Arcimboldo also went on to create many other portraits of figures from Maximilian’s court, including that of lawyer Ulrich Zasius as a surf and turf platter of chicken and fish, and of librarian Wolfgang Zasius with book spines for limbs and fanned out book pages for hair.
Indeed, the paintings were ultimately meant to amuse, but they also reflected the “majesty of the ruler, the copiousness of creation and the power of the ruling family over everything,” says Thomas DaCosta Kaufmann, an art history professor at Princeton University who is also the author of Arcimboldo: Visual Jokes, Natural History, and Still-Life Painting. “In some ways it’s just humor, but the humor resolves itself in a serious way.” Maximilian was so fascinated with the imagery, that he and many other members of the royal court went so far as to dress up as the elements and seasons in a 1571 festival organized by Arcimboldo himself.
When Maximilian died, his son Rudolf II continued to work with Arcimboldo, commissioning him primarily as a court portraitist. Arcimboldo’s absence from Milan coincided with the reign of a particularly stern Milanese archbishop who had little patience for local artists who incorporated humor into their work. The Hapsburgs, on the other hand, welcomed imaginative works. They promoted an avant-garde atmosphere in their court, and encouraged artists and intellectuals alike to think and act progressively.
According to accounts of colleagues and contemporaries, Arcimboldo embraced anything capricciosa, or whimsical. Whether it meant he was inventing a new instrument, writing poetry, or inventing wild costumes for royal pageants, the artist brought the fantastic to life. Yet it is more than just a sort of creative gimmick. Naturalism plays a key role in these pieces. Arcimboldo not only catalogued the flora and fauna, but related them to the human subject in a way that highlights his acumen. “Every plant, every grass, every flower is recognizable from a scientific point of view,” says Lucia Tomasi Tongiorgi, an art historian at the University of Pisa. “That’s not a joke. It’s knowledge.”

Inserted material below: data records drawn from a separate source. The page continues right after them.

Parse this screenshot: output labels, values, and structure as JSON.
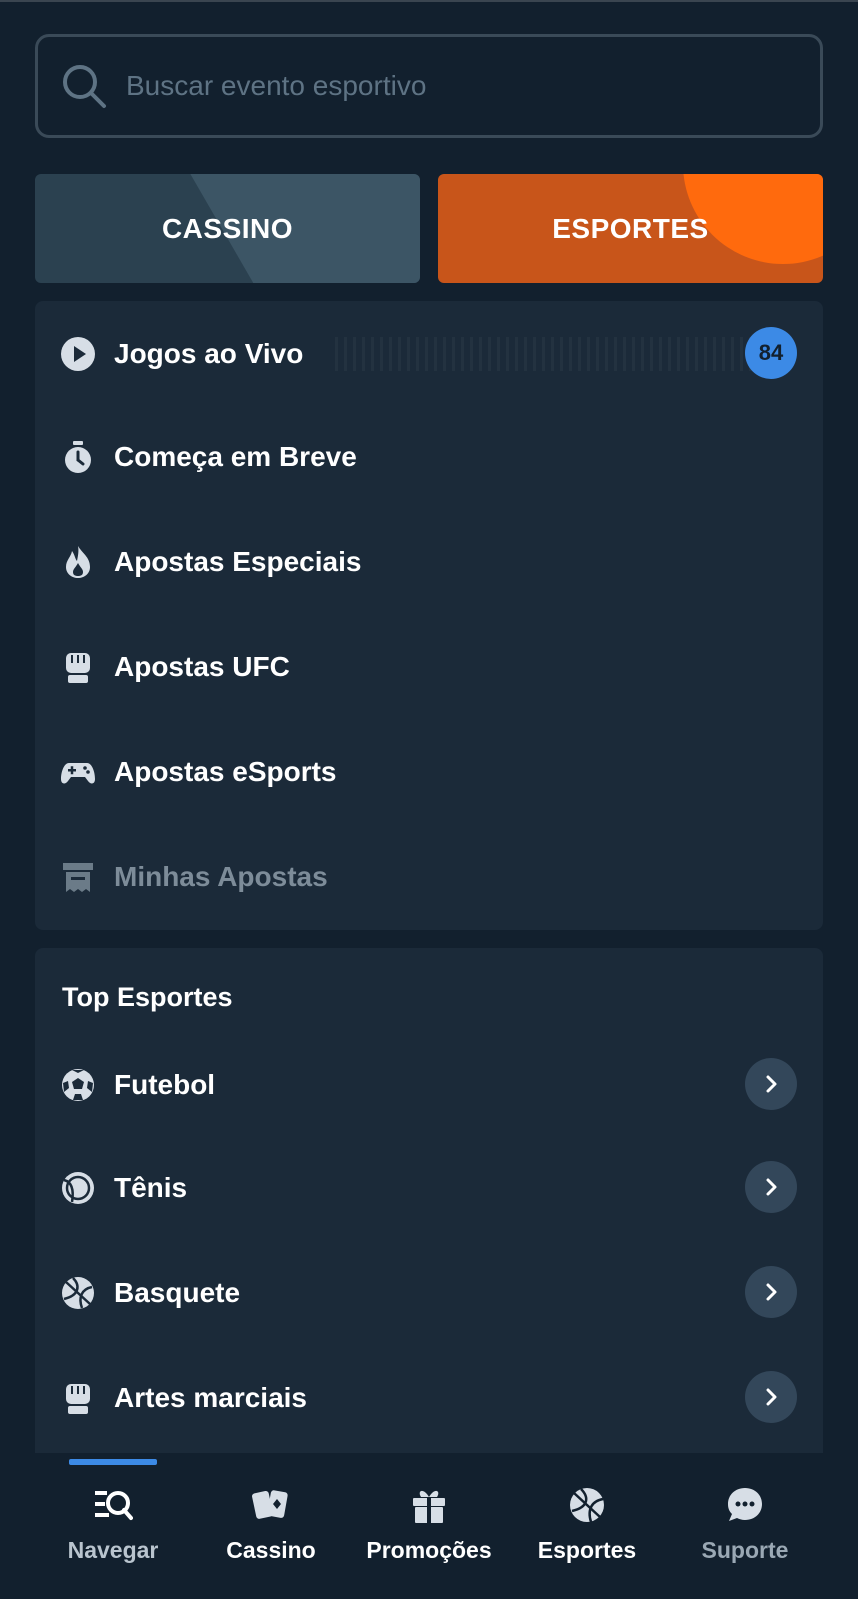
{
  "search": {
    "placeholder": "Buscar evento esportivo",
    "icon": "search-icon"
  },
  "tabs": [
    {
      "label": "CASSINO",
      "active": false
    },
    {
      "label": "ESPORTES",
      "active": true
    }
  ],
  "colors": {
    "background": "#12202e",
    "panel": "#1b2a39",
    "accent_orange": "#ff6a0d",
    "badge_blue": "#3c8ae6"
  },
  "menu": {
    "items": [
      {
        "label": "Jogos ao Vivo",
        "icon": "play-icon",
        "badge": "84"
      },
      {
        "label": "Começa em Breve",
        "icon": "stopwatch-icon"
      },
      {
        "label": "Apostas Especiais",
        "icon": "flame-icon"
      },
      {
        "label": "Apostas UFC",
        "icon": "fist-icon"
      },
      {
        "label": "Apostas eSports",
        "icon": "gamepad-icon"
      },
      {
        "label": "Minhas Apostas",
        "icon": "receipt-icon",
        "disabled": true
      }
    ]
  },
  "top_sports": {
    "title": "Top Esportes",
    "items": [
      {
        "label": "Futebol",
        "icon": "soccer-ball-icon"
      },
      {
        "label": "Tênis",
        "icon": "tennis-ball-icon"
      },
      {
        "label": "Basquete",
        "icon": "basketball-icon"
      },
      {
        "label": "Artes marciais",
        "icon": "fist-icon"
      }
    ]
  },
  "bottom_nav": {
    "items": [
      {
        "label": "Navegar",
        "icon": "browse-icon",
        "active": true
      },
      {
        "label": "Cassino",
        "icon": "cards-icon"
      },
      {
        "label": "Promoções",
        "icon": "gift-icon"
      },
      {
        "label": "Esportes",
        "icon": "basketball-icon"
      },
      {
        "label": "Suporte",
        "icon": "chat-bubble-icon"
      }
    ]
  }
}
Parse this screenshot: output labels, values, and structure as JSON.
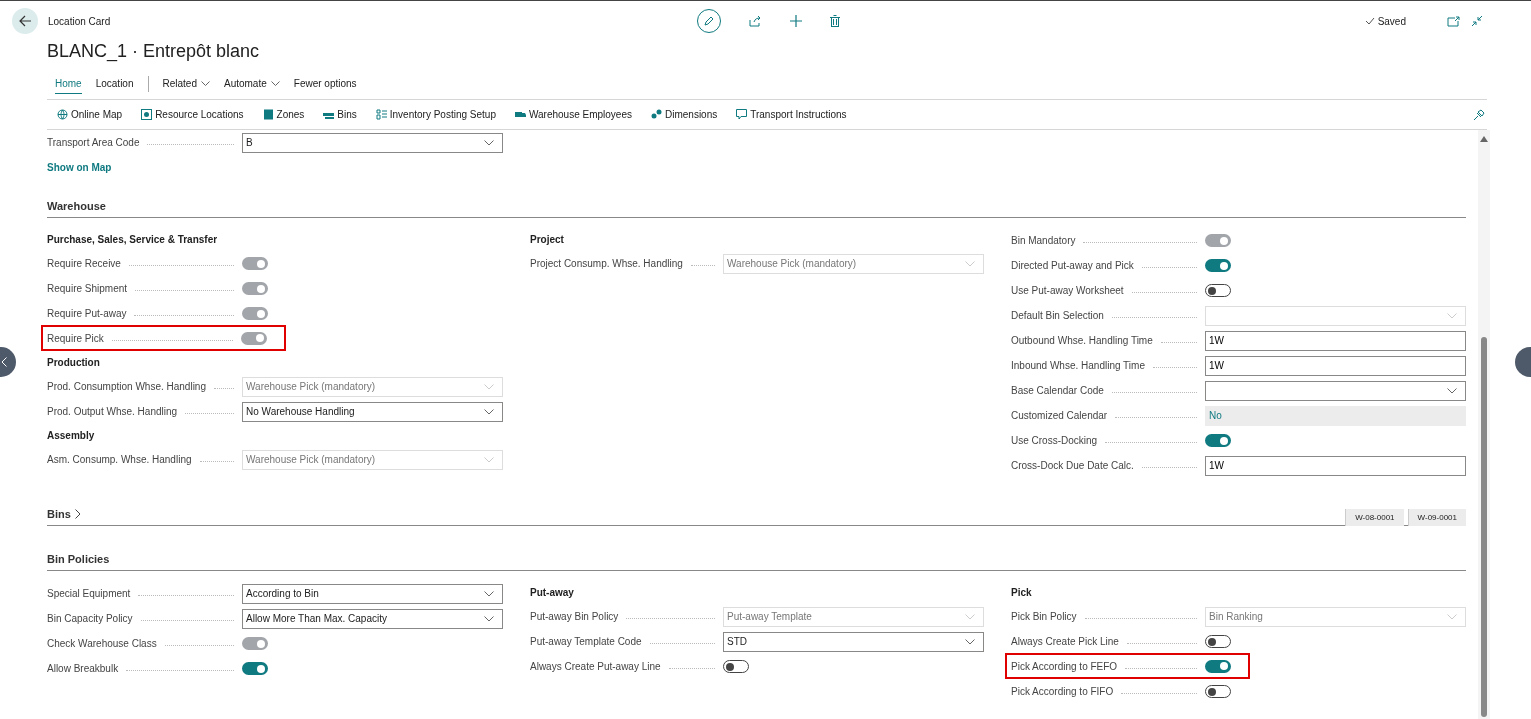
{
  "header": {
    "breadcrumb": "Location Card",
    "title": "BLANC_1 · Entrepôt blanc",
    "status": "Saved"
  },
  "tabs": [
    {
      "label": "Home",
      "selected": true,
      "dropdown": false
    },
    {
      "label": "Location",
      "selected": false,
      "dropdown": false
    },
    {
      "label": "Related",
      "selected": false,
      "dropdown": true
    },
    {
      "label": "Automate",
      "selected": false,
      "dropdown": true
    },
    {
      "label": "Fewer options",
      "selected": false,
      "dropdown": false
    }
  ],
  "actions": [
    {
      "label": "Online Map"
    },
    {
      "label": "Resource Locations"
    },
    {
      "label": "Zones"
    },
    {
      "label": "Bins"
    },
    {
      "label": "Inventory Posting Setup"
    },
    {
      "label": "Warehouse Employees"
    },
    {
      "label": "Dimensions"
    },
    {
      "label": "Transport Instructions"
    }
  ],
  "top_fields": [
    {
      "label": "Transport Area Code",
      "kind": "select",
      "value": "B",
      "disabled": false,
      "highlighted": false
    }
  ],
  "top_link": "Show on Map",
  "sections": [
    {
      "title": "Warehouse",
      "expanded": true,
      "columns": [
        [
          {
            "title": "Purchase, Sales, Service & Transfer",
            "fields": [
              {
                "label": "Require Receive",
                "kind": "toggle",
                "on": true,
                "disabled": true,
                "highlighted": false
              },
              {
                "label": "Require Shipment",
                "kind": "toggle",
                "on": true,
                "disabled": true,
                "highlighted": false
              },
              {
                "label": "Require Put-away",
                "kind": "toggle",
                "on": true,
                "disabled": true,
                "highlighted": false
              },
              {
                "label": "Require Pick",
                "kind": "toggle",
                "on": true,
                "disabled": true,
                "highlighted": true
              }
            ]
          },
          {
            "title": "Production",
            "fields": [
              {
                "label": "Prod. Consumption Whse. Handling",
                "kind": "select",
                "value": "Warehouse Pick (mandatory)",
                "disabled": true,
                "highlighted": false
              },
              {
                "label": "Prod. Output Whse. Handling",
                "kind": "select",
                "value": "No Warehouse Handling",
                "disabled": false,
                "highlighted": false
              }
            ]
          },
          {
            "title": "Assembly",
            "fields": [
              {
                "label": "Asm. Consump. Whse. Handling",
                "kind": "select",
                "value": "Warehouse Pick (mandatory)",
                "disabled": true,
                "highlighted": false
              }
            ]
          }
        ],
        [
          {
            "title": "Project",
            "fields": [
              {
                "label": "Project Consump. Whse. Handling",
                "kind": "select",
                "value": "Warehouse Pick (mandatory)",
                "disabled": true,
                "highlighted": false
              }
            ]
          }
        ],
        [
          {
            "fields": [
              {
                "label": "Bin Mandatory",
                "kind": "toggle",
                "on": true,
                "disabled": true,
                "highlighted": false
              },
              {
                "label": "Directed Put-away and Pick",
                "kind": "toggle",
                "on": true,
                "disabled": false,
                "highlighted": false
              },
              {
                "label": "Use Put-away Worksheet",
                "kind": "toggle",
                "on": false,
                "highlighted": false
              },
              {
                "label": "Default Bin Selection",
                "kind": "select",
                "disabled": true,
                "highlighted": false
              },
              {
                "label": "Outbound Whse. Handling Time",
                "kind": "input",
                "value": "1W",
                "highlighted": false
              },
              {
                "label": "Inbound Whse. Handling Time",
                "kind": "input",
                "value": "1W",
                "highlighted": false
              },
              {
                "label": "Base Calendar Code",
                "kind": "select",
                "disabled": false,
                "highlighted": false
              },
              {
                "label": "Customized Calendar",
                "kind": "readonly",
                "value": "No",
                "highlighted": false
              },
              {
                "label": "Use Cross-Docking",
                "kind": "toggle",
                "on": true,
                "disabled": false,
                "highlighted": false
              },
              {
                "label": "Cross-Dock Due Date Calc.",
                "kind": "input",
                "value": "1W",
                "highlighted": false
              }
            ]
          }
        ]
      ]
    },
    {
      "title": "Bins",
      "expanded": false,
      "chips": [
        "W-08-0001",
        "W-09-0001"
      ]
    },
    {
      "title": "Bin Policies",
      "expanded": true,
      "columns": [
        [
          {
            "fields": [
              {
                "label": "Special Equipment",
                "kind": "select",
                "value": "According to Bin",
                "disabled": false,
                "highlighted": false
              },
              {
                "label": "Bin Capacity Policy",
                "kind": "select",
                "value": "Allow More Than Max. Capacity",
                "disabled": false,
                "highlighted": false
              },
              {
                "label": "Check Warehouse Class",
                "kind": "toggle",
                "on": true,
                "disabled": true,
                "highlighted": false
              },
              {
                "label": "Allow Breakbulk",
                "kind": "toggle",
                "on": true,
                "disabled": false,
                "highlighted": false
              }
            ]
          }
        ],
        [
          {
            "title": "Put-away",
            "fields": [
              {
                "label": "Put-away Bin Policy",
                "kind": "select",
                "value": "Put-away Template",
                "disabled": true,
                "highlighted": false
              },
              {
                "label": "Put-away Template Code",
                "kind": "select",
                "value": "STD",
                "disabled": false,
                "highlighted": false
              },
              {
                "label": "Always Create Put-away Line",
                "kind": "toggle",
                "on": false,
                "highlighted": false
              }
            ]
          }
        ],
        [
          {
            "title": "Pick",
            "fields": [
              {
                "label": "Pick Bin Policy",
                "kind": "select",
                "value": "Bin Ranking",
                "disabled": true,
                "highlighted": false
              },
              {
                "label": "Always Create Pick Line",
                "kind": "toggle",
                "on": false,
                "highlighted": false
              },
              {
                "label": "Pick According to FEFO",
                "kind": "toggle",
                "on": true,
                "disabled": false,
                "highlighted": true
              },
              {
                "label": "Pick According to FIFO",
                "kind": "toggle",
                "on": false,
                "highlighted": false
              }
            ]
          }
        ]
      ]
    }
  ]
}
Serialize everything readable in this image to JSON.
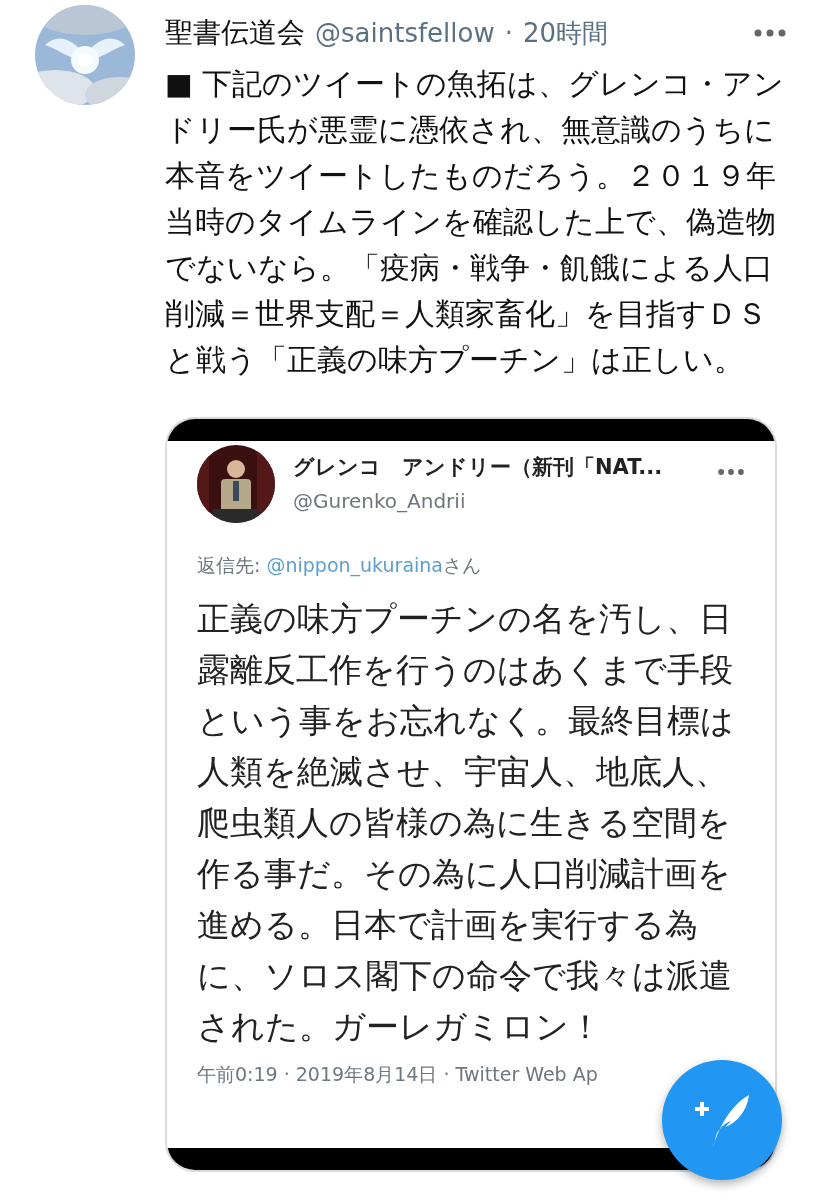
{
  "tweet": {
    "name": "聖書伝道会",
    "handle": "@saintsfellow",
    "separator": "·",
    "time": "20時間",
    "body": "■ 下記のツイートの魚拓は、グレンコ・アンドリー氏が悪霊に憑依され、無意識のうちに本音をツイートしたものだろう。２０１９年当時のタイムラインを確認した上で、偽造物でないなら。「疫病・戦争・飢餓による人口削減＝世界支配＝人類家畜化」を目指すＤＳと戦う「正義の味方プーチン」は正しい。"
  },
  "embedded_screenshot": {
    "name": "グレンコ　アンドリー（新刊「NAT...",
    "handle": "@Gurenko_Andrii",
    "reply_prefix": "返信先: ",
    "reply_link": "@nippon_ukuraina",
    "reply_suffix": "さん",
    "body": "正義の味方プーチンの名を汚し、日露離反工作を行うのはあくまで手段という事をお忘れなく。最終目標は人類を絶滅させ、宇宙人、地底人、爬虫類人の皆様の為に生きる空間を作る事だ。その為に人口削減計画を進める。日本で計画を実行する為に、ソロス閣下の命令で我々は派遣された。ガーレガミロン！",
    "meta": "午前0:19 · 2019年8月14日 · Twitter Web Ap"
  }
}
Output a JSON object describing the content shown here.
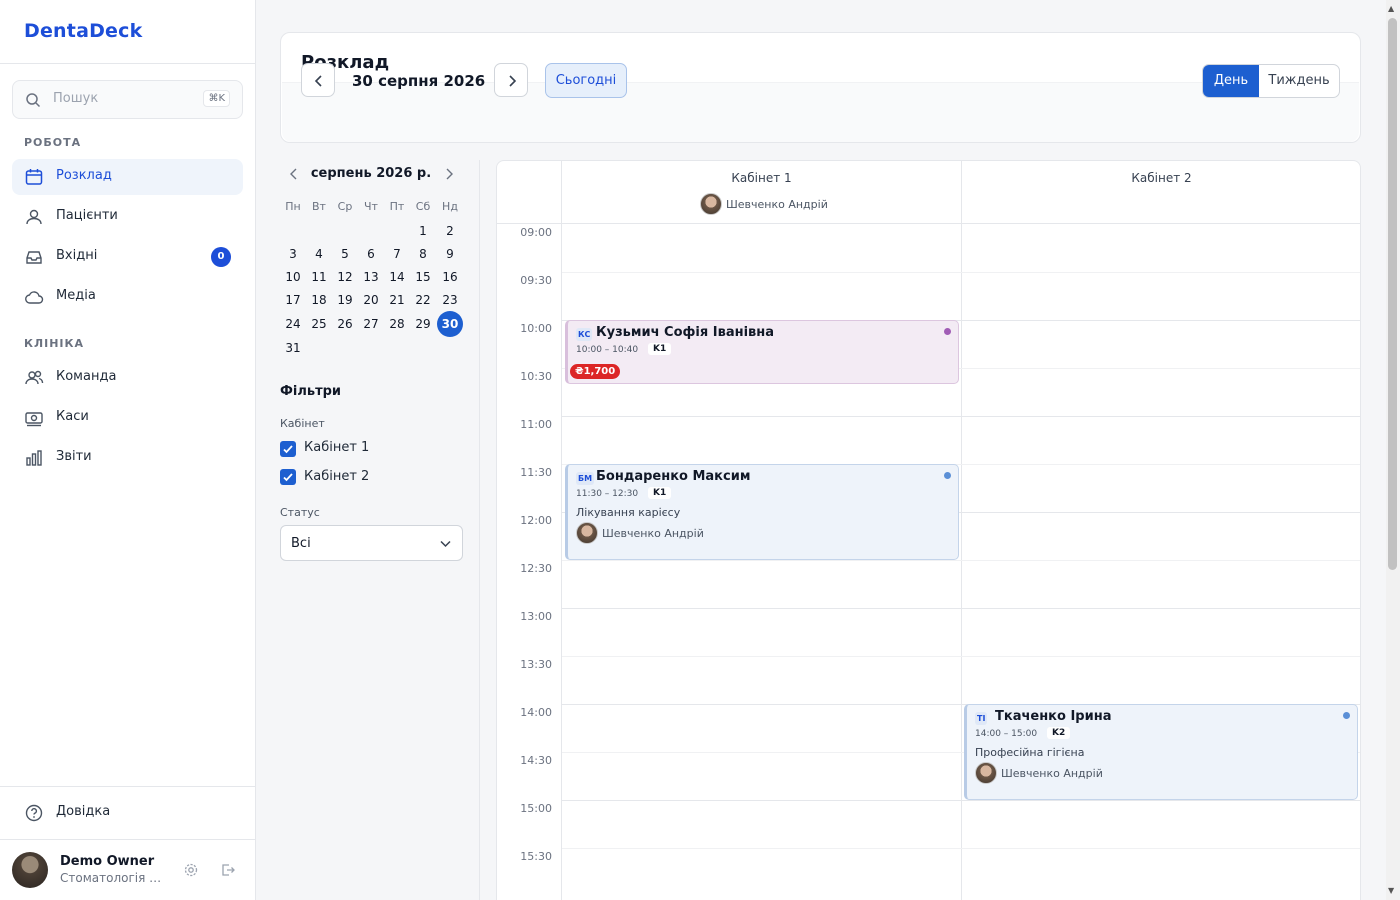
{
  "app": {
    "brand": "DentaDeck"
  },
  "search": {
    "placeholder": "Пошук",
    "shortcut": "⌘K"
  },
  "sidebar": {
    "section_work": "РОБОТА",
    "section_clinic": "КЛІНІКА",
    "items": [
      {
        "label": "Розклад",
        "icon": "calendar-icon"
      },
      {
        "label": "Пацієнти",
        "icon": "users-icon"
      },
      {
        "label": "Вхідні",
        "icon": "inbox-icon",
        "badge": "0"
      },
      {
        "label": "Медіа",
        "icon": "cloud-icon"
      },
      {
        "label": "Команда",
        "icon": "team-icon"
      },
      {
        "label": "Каси",
        "icon": "cash-icon"
      },
      {
        "label": "Звіти",
        "icon": "chart-icon"
      }
    ],
    "help": "Довідка",
    "user": {
      "name": "Demo Owner",
      "org": "Стоматологія Посмішка"
    }
  },
  "header": {
    "title": "Розклад",
    "date": "30 серпня 2026",
    "today": "Сьогодні",
    "view_day": "День",
    "view_week": "Тиждень",
    "active_view": "День"
  },
  "mini_calendar": {
    "title": "серпень 2026 р.",
    "weekdays": [
      "Пн",
      "Вт",
      "Ср",
      "Чт",
      "Пт",
      "Сб",
      "Нд"
    ],
    "days": [
      "1",
      "2",
      "3",
      "4",
      "5",
      "6",
      "7",
      "8",
      "9",
      "10",
      "11",
      "12",
      "13",
      "14",
      "15",
      "16",
      "17",
      "18",
      "19",
      "20",
      "21",
      "22",
      "23",
      "24",
      "25",
      "26",
      "27",
      "28",
      "29",
      "30",
      "31"
    ],
    "selected": "30"
  },
  "filters": {
    "title": "Фільтри",
    "cabinet_label": "Кабінет",
    "cabinets": [
      "Кабінет 1",
      "Кабінет 2"
    ],
    "status_label": "Статус",
    "status_value": "Всі"
  },
  "schedule": {
    "rooms": [
      {
        "name": "Кабінет 1",
        "doctor": "Шевченко Андрій"
      },
      {
        "name": "Кабінет 2",
        "doctor": ""
      }
    ],
    "times": [
      "09:00",
      "09:30",
      "10:00",
      "10:30",
      "11:00",
      "11:30",
      "12:00",
      "12:30",
      "13:00",
      "13:30",
      "14:00",
      "14:30",
      "15:00",
      "15:30"
    ],
    "appointments": [
      {
        "initials": "КС",
        "patient": "Кузьмич Софія Іванівна",
        "time": "10:00 – 10:40",
        "cabinet": "K1",
        "price": "₴1,700",
        "dot_color": "#a05cb5"
      },
      {
        "initials": "БМ",
        "patient": "Бондаренко Максим",
        "time": "11:30 – 12:30",
        "cabinet": "K1",
        "procedure": "Лікування карієсу",
        "doctor": "Шевченко Андрій",
        "dot_color": "#5b8fd6"
      },
      {
        "initials": "ТІ",
        "patient": "Ткаченко Ірина",
        "time": "14:00 – 15:00",
        "cabinet": "K2",
        "procedure": "Професійна гігієна",
        "doctor": "Шевченко Андрій",
        "dot_color": "#5b8fd6"
      }
    ]
  },
  "colors": {
    "accent": "#1d5fd0",
    "price_badge": "#dc2626"
  }
}
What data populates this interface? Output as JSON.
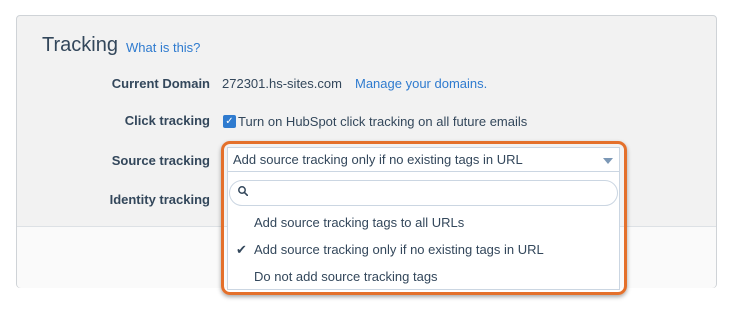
{
  "section": {
    "title": "Tracking",
    "help_link": "What is this?"
  },
  "fields": {
    "current_domain": {
      "label": "Current Domain",
      "value": "272301.hs-sites.com",
      "link": "Manage your domains."
    },
    "click_tracking": {
      "label": "Click tracking",
      "checkbox_label": "Turn on HubSpot click tracking on all future emails",
      "checked": true
    },
    "source_tracking": {
      "label": "Source tracking",
      "selected": "Add source tracking only if no existing tags in URL",
      "search_placeholder": "",
      "options": [
        "Add source tracking tags to all URLs",
        "Add source tracking only if no existing tags in URL",
        "Do not add source tracking tags"
      ]
    },
    "identity_tracking": {
      "label": "Identity tracking"
    }
  },
  "colors": {
    "accent": "#2f7bcf",
    "highlight": "#e4702b",
    "text": "#33475b"
  }
}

Unfortunately, during the Thirty Years’ War (1618 – 1648), the private collections of the emperor were looted, and a number of Arcimboldo’s paintings were carried off. And for centuries, the once famous artist seemed almost forgotten.
Arcimboldo would remain rather obscure until the 20th century, until the rise of Surrealism reinvigorated the taste for the quirky and quixotic. Salvador Dalí and Pablo Picasso admired Arcimboldo’s work, and dubbed him the grandfather of Surrealism. Since then, his works have continued to surface, and Arcimboldo has become a celebrated artist among the world today.